Hugh Pickens writes writes "The first dogs descended from wolves about 14,000 years ago but according to Brian Hare and Vanessa Woods humans didn't domesticate dogs — dogs sought out humans and domesticated us. Humans have a long history of eradicating wolves, rather than trying to adopt them which raises the question: How was the wolf tolerated by humans long enough to evolve into the domestic dog? 'The short version is that we often think of evolution as being the survival of the fittest, where the strong and the dominant survive and the soft and weak perish. But essentially, far from the survival of the leanest and meanest, the success of dogs comes down to survival of the friendliest.' Most likely, it was wolves that approached us, not the other way around, probably while they were scavenging around garbage dumps on the edge of human settlements. The wolves that were bold but aggressive would have been killed by humans, and so only the ones that were bold and friendly would have been tolerated. In a few generations, these friendly wolves became distinctive from their more aggressive relatives with splotchy coats, floppy ears, wagging tails. But the changes did not just affect their looks but their psychology.

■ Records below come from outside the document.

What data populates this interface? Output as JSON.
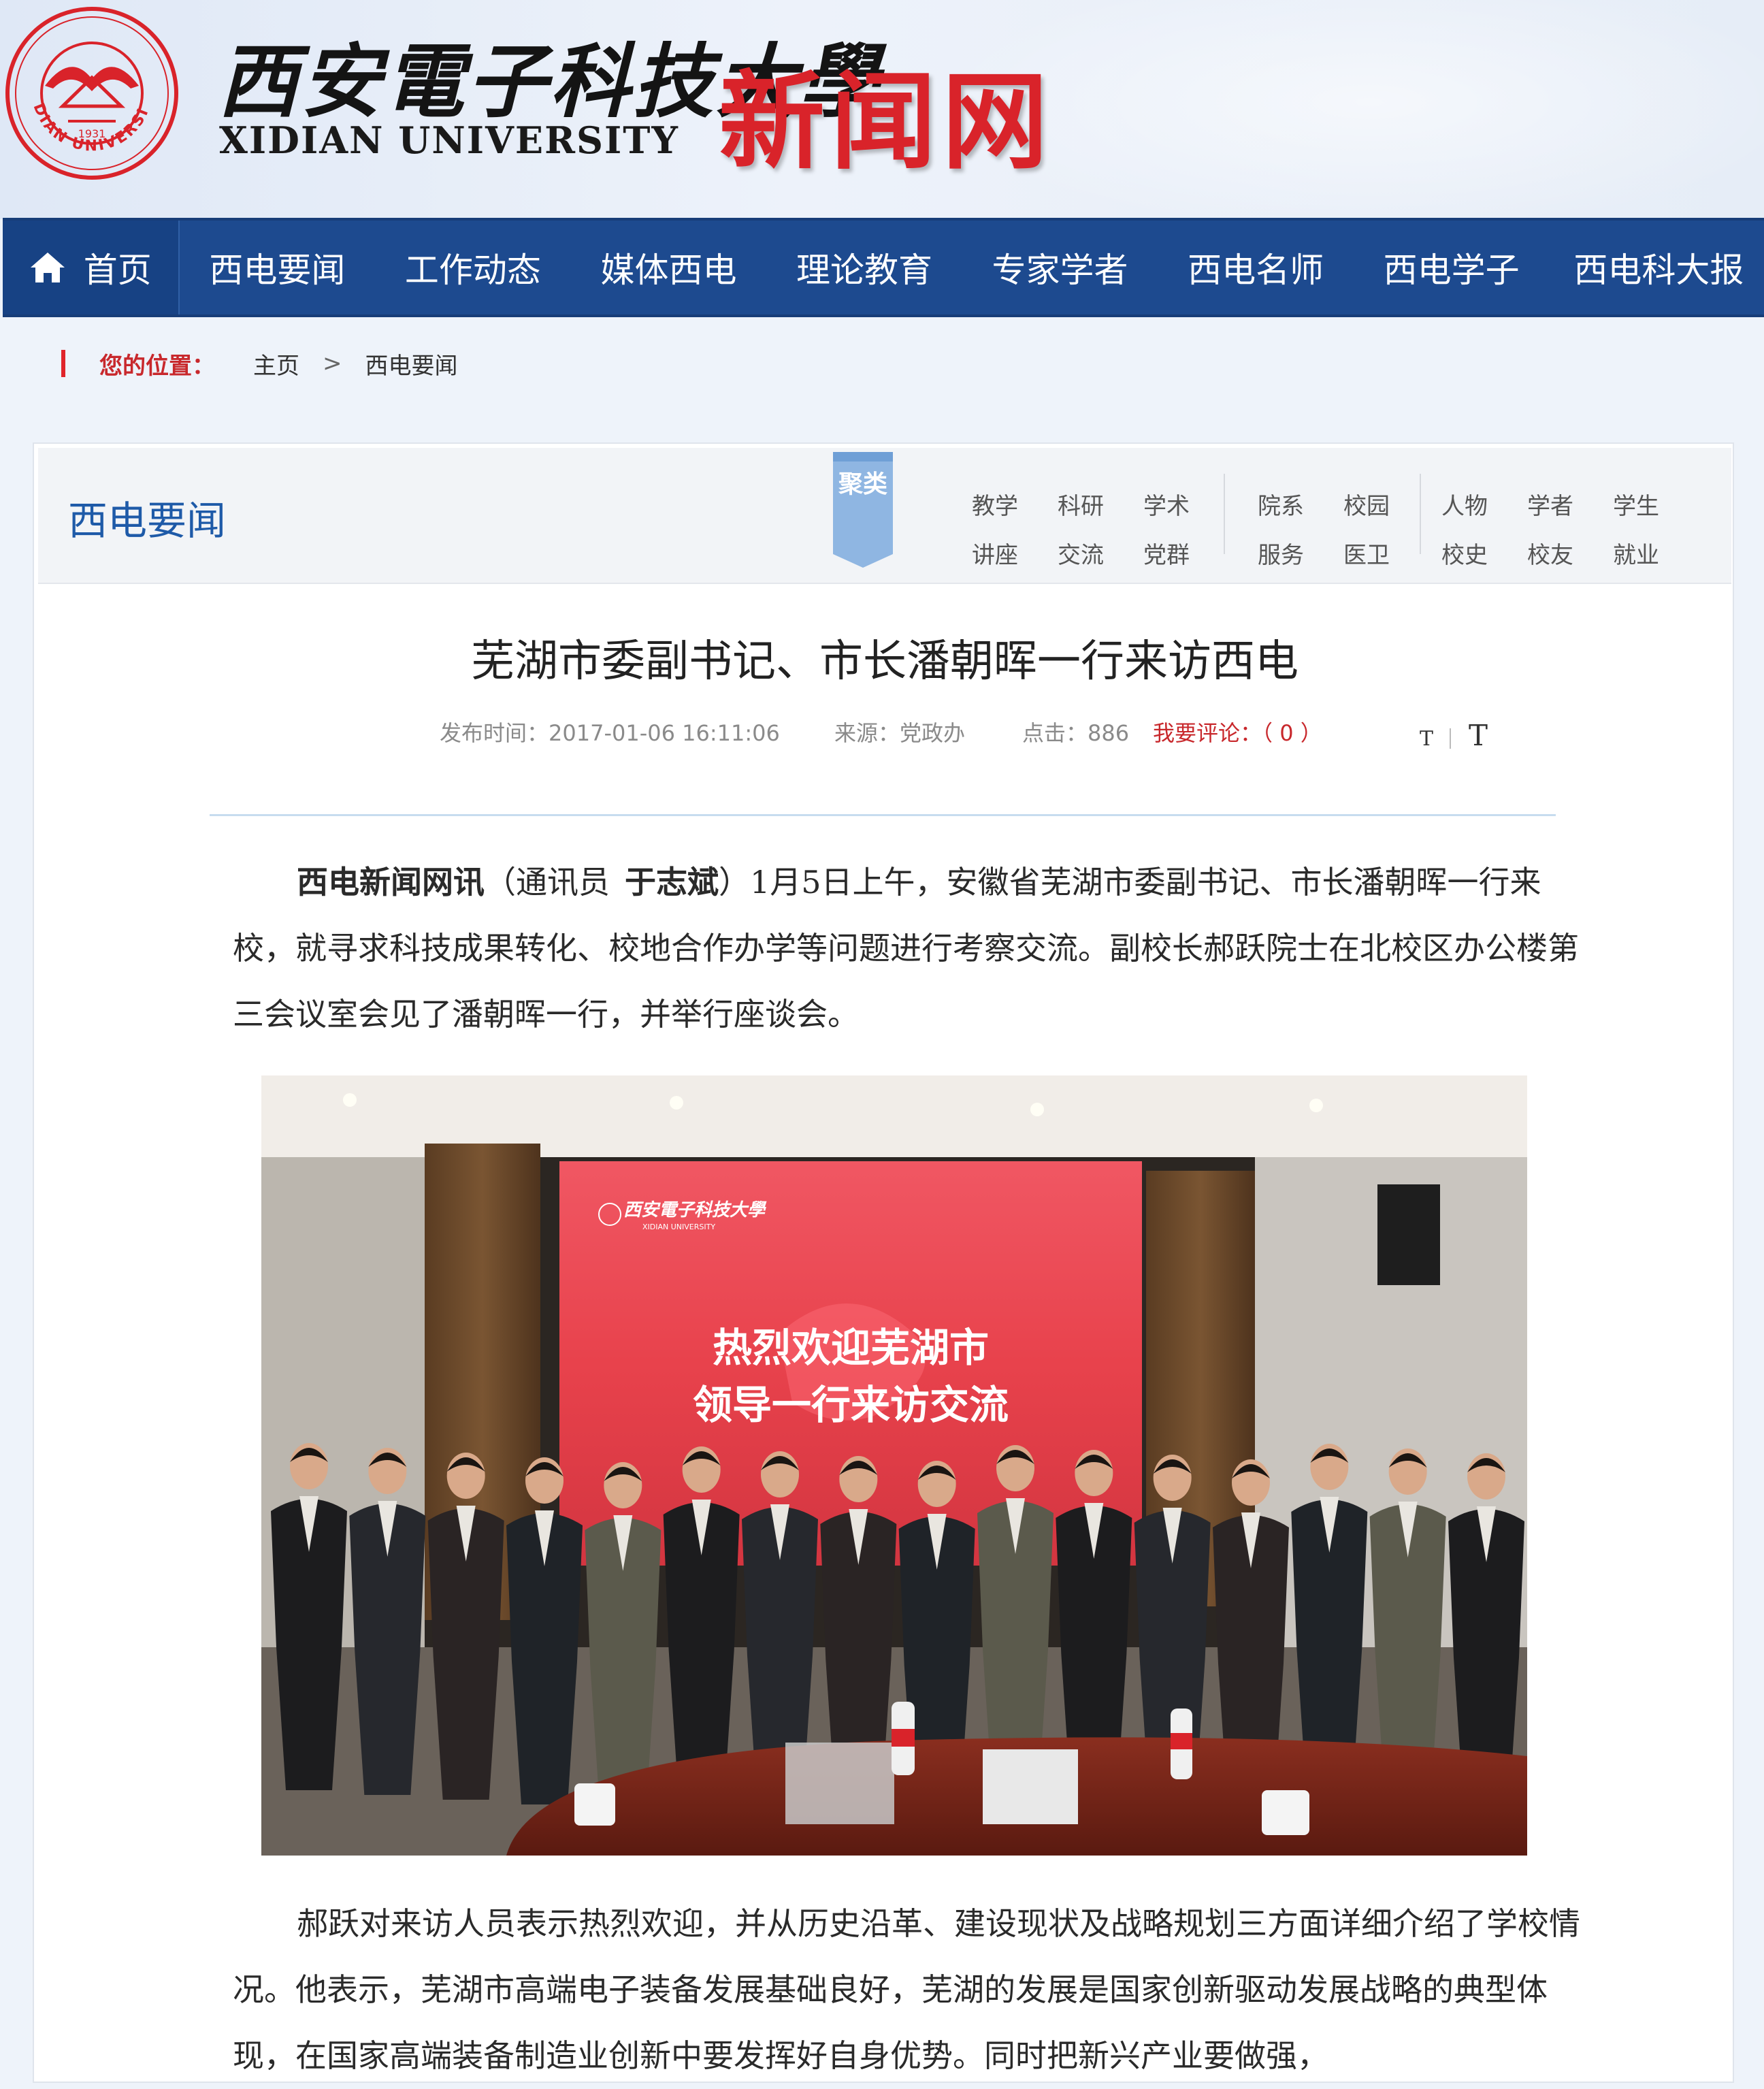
{
  "header": {
    "university_cn": "西安電子科技大學",
    "university_en": "XIDIAN UNIVERSITY",
    "site_name": "新闻网",
    "seal_text": "XIDIAN UNIVERSITY",
    "seal_year": "1931"
  },
  "nav": {
    "home": "首页",
    "items": [
      "西电要闻",
      "工作动态",
      "媒体西电",
      "理论教育",
      "专家学者",
      "西电名师",
      "西电学子",
      "西电科大报"
    ]
  },
  "breadcrumb": {
    "label": "您的位置：",
    "home": "主页",
    "separator": ">",
    "current": "西电要闻"
  },
  "section": {
    "title": "西电要闻",
    "cluster_label": "聚类",
    "categories": [
      [
        "教学",
        "讲座"
      ],
      [
        "科研",
        "交流"
      ],
      [
        "学术",
        "党群"
      ],
      [
        "院系",
        "服务"
      ],
      [
        "校园",
        "医卫"
      ],
      [
        "人物",
        "校史"
      ],
      [
        "学者",
        "校友"
      ],
      [
        "学生",
        "就业"
      ]
    ]
  },
  "article": {
    "title": "芜湖市委副书记、市长潘朝晖一行来访西电",
    "publish_label": "发布时间：",
    "publish_time": "2017-01-06 16:11:06",
    "source_label": "来源：",
    "source": "党政办",
    "clicks_label": "点击：",
    "clicks": "886",
    "comment_label": "我要评论：",
    "comment_count": "（ 0 ）",
    "font_small": "T",
    "font_large": "T",
    "lead_source": "西电新闻网讯",
    "lead_reporter_label": "（通讯员",
    "lead_reporter": "于志斌",
    "paragraph1_rest": "）1月5日上午，安徽省芜湖市委副书记、市长潘朝晖一行来校，就寻求科技成果转化、校地合作办学等问题进行考察交流。副校长郝跃院士在北校区办公楼第三会议室会见了潘朝晖一行，并举行座谈会。",
    "paragraph2": "郝跃对来访人员表示热烈欢迎，并从历史沿革、建设现状及战略规划三方面详细介绍了学校情况。他表示，芜湖市高端电子装备发展基础良好，芜湖的发展是国家创新驱动发展战略的典型体现，在国家高端装备制造业创新中要发挥好自身优势。同时把新兴产业要做强，"
  },
  "photo": {
    "screen_logo_cn": "西安電子科技大學",
    "screen_logo_en": "XIDIAN UNIVERSITY",
    "banner_line1": "热烈欢迎芜湖市",
    "banner_line2": "领导一行来访交流",
    "people_count": 16
  },
  "colors": {
    "nav_bg": "#1d4a8f",
    "brand_red": "#d9232a",
    "section_blue": "#1e5aa8",
    "screen_red": "#e8424c"
  }
}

Protodogs evolved the ability to read human gestures. 'As dog owners, we take for granted that we can point to a ball or toy and our dog will bound off to get it,' write Hare and Woods. 'But the ability of dogs to read human gestures is remarkable. Even our closest relatives — chimpanzees and bonobos — can't read our gestures as readily as dogs can. 'With this new ability, these protodogs were worth knowing. People who had dogs during a hunt would likely have had an advantage over those who didn't. Finally when times were tough, dogs could have served as an emergency food supply and once humans realized the usefulness of keeping dogs as emergency food, it was not a huge jump to realize plants could be used in a similar way.' This is the secret to the genius of dogs: It's when dogs join forces with us that they become special," conclude Hare and Woods. 'Dogs may even have been the catalyst for our civilization.'"
angry tapir writes "A court in the U.K. has ordered key Internet service providers in the country to block three torrent sites on a complaint from music labels including EMI Records and Sony Music. The High Court of Justice, Chancery Division, ordered six ISPs including Virgin Media, British Telecommunications and British Sky Broadcasting to block H33t, Kickass Torrents and Fenopy."
An anonymous reader writes "A multi-university team of researchers has artificially engineered a unique multilayer material that could lead to breakthroughs in both superconductivity research and in real-world applications. The researchers can tailor the material, which seamlessly alternates between metal and oxide layers, to achieve extraordinary superconducting properties — in particular, the ability to transport much more electrical current than non-engineered materials."